(Troy Wayrynen/The Columbian)Buy this photo
Did you know?
Reconstruction began in 1966 at Fort Vancouver National Historic Site, 1001 E. Fifth St.
In the Hudson's Bay Company era, the massive timbers of Fort Vancouver's fur store safeguarded valuable animal pelts.
Protection included keeping out wind and rain.
Today, the replica structure is a storehouse for precious museum artifacts. But some of the threats haven't changed in 170 years.
"Moisture and wind are things we still want to keep out of the building today," said Alex Patterson, facilities supervisor at the Fort Vancouver National Historic Site.
Building big wooden-timbered structures has built-in issues, he explained.
"Wood tends to move and shift with the environment. There is curing and shrinking," Patterson said.
When a building goes up, the biggest gaps between the timbers are about three-quarters of an inch. At the fort's carpenter shop, which recently was re-chinked, "Some of the gaps were up to three inches," he said.
In the 1800s, builders would use materials like rope, clay and straw to fill the cracks between the horizontal timbers, Patterson said. When it came time for his staff to take on the task, Patterson knew they needed something better.

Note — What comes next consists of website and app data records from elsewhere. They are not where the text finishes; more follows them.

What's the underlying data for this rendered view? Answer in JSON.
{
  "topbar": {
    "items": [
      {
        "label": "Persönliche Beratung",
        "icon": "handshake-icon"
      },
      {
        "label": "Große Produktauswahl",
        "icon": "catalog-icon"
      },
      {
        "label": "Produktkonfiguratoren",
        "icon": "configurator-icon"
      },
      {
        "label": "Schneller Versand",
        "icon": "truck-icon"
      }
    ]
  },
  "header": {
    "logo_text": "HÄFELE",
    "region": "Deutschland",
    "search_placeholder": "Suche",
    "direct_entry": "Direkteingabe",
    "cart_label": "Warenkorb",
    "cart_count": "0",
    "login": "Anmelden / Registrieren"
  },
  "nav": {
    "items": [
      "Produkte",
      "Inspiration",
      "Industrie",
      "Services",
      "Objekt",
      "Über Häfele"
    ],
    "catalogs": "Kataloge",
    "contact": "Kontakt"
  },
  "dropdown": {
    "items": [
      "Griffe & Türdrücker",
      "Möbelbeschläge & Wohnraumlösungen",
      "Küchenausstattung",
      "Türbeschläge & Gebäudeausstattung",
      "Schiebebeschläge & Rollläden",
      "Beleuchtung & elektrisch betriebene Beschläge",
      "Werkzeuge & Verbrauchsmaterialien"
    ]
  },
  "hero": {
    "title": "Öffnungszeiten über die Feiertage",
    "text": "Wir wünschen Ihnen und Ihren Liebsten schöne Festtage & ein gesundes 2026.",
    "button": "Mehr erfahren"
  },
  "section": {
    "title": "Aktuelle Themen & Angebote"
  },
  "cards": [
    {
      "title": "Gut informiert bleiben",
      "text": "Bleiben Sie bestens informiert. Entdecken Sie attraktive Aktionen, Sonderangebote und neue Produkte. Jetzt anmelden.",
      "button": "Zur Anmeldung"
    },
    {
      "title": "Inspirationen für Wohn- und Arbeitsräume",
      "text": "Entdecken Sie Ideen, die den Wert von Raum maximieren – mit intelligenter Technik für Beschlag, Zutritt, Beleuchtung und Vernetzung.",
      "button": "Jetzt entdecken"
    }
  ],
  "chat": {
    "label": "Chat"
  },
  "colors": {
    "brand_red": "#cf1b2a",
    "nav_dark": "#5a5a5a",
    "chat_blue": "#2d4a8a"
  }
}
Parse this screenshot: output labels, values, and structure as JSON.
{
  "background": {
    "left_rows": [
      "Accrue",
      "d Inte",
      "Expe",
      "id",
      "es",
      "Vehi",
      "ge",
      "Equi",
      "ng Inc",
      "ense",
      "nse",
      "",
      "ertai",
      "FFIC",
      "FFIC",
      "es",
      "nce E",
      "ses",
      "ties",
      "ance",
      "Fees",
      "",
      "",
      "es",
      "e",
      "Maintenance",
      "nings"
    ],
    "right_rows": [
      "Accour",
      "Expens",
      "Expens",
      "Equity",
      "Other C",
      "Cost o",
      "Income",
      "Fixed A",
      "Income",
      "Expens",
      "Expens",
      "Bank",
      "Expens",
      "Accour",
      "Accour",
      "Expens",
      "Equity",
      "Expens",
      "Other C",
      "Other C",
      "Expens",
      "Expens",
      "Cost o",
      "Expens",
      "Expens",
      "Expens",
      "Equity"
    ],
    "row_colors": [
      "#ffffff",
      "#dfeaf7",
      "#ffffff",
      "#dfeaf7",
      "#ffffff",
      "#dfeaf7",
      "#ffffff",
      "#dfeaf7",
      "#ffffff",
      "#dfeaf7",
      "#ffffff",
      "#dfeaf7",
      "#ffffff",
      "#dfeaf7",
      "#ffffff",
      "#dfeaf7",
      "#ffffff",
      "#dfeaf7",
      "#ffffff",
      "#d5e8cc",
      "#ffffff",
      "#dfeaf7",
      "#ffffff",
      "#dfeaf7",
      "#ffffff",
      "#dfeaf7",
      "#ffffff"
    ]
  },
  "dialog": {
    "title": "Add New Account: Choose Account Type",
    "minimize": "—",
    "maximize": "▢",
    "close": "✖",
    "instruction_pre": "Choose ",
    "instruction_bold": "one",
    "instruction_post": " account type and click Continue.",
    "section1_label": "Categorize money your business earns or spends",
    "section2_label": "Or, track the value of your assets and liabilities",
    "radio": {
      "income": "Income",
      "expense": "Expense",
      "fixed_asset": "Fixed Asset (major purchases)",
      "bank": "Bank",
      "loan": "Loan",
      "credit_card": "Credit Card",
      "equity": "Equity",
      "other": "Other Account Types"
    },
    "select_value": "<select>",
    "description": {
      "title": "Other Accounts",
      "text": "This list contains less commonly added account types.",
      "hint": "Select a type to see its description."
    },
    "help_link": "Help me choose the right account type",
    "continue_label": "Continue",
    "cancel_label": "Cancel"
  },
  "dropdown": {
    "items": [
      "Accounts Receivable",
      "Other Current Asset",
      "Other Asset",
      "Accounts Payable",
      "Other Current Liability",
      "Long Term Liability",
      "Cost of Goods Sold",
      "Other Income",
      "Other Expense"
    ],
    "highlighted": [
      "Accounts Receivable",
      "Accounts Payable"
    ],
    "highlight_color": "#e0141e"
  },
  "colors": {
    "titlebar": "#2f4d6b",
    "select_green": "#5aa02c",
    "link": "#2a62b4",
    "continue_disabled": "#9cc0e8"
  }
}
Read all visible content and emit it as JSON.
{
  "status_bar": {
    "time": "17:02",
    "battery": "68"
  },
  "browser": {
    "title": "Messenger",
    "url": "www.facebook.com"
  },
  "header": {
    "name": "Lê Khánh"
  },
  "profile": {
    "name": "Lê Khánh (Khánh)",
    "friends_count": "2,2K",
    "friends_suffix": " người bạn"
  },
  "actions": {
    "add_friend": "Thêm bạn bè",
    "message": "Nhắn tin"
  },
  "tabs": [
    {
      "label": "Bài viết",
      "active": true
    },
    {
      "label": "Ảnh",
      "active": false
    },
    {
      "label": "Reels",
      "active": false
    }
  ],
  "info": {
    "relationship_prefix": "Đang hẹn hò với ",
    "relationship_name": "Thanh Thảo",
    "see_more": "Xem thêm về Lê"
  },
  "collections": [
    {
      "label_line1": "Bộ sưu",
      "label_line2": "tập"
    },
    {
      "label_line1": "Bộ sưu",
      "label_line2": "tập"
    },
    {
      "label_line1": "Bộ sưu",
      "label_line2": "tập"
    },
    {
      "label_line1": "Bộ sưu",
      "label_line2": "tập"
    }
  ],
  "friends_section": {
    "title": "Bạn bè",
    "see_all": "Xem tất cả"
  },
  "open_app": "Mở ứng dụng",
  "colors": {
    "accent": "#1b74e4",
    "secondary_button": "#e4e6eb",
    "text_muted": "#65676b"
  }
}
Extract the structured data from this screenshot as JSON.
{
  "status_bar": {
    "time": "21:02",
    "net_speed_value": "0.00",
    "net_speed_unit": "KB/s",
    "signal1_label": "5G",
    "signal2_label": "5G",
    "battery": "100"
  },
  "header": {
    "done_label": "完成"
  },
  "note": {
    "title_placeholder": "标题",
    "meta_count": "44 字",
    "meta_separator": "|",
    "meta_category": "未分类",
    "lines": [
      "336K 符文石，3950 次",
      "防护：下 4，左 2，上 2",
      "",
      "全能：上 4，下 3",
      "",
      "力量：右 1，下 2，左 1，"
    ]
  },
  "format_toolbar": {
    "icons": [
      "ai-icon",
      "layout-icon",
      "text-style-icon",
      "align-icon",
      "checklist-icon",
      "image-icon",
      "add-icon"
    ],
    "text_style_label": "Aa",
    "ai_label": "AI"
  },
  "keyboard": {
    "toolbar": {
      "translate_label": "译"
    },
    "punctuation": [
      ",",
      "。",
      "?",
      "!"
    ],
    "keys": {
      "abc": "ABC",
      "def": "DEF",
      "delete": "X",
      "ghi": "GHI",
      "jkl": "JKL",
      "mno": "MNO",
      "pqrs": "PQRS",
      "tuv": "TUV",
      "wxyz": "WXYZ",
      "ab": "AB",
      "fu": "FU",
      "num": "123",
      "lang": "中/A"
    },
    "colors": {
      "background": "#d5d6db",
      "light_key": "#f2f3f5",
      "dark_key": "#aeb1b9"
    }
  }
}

"Rather than using straw or clay to seal the gaps, we had to come up with a more advanced solution that lasts longer," he said.
A local company provided a hybrid polyurethane/silicone sealant that will do the trick -- protect the buildings, maintain the historic appearance and provide much better durability, Patterson said.
Cary Porter, a National Park Service maintenance worker, said a couple of different techniques provide the finishing touches.
Depending on the width of the gap, "You use different-sized spoons to smooth the sealant," Porter said.
"Brushing on a sandy mortar takes off the shine," Porter said.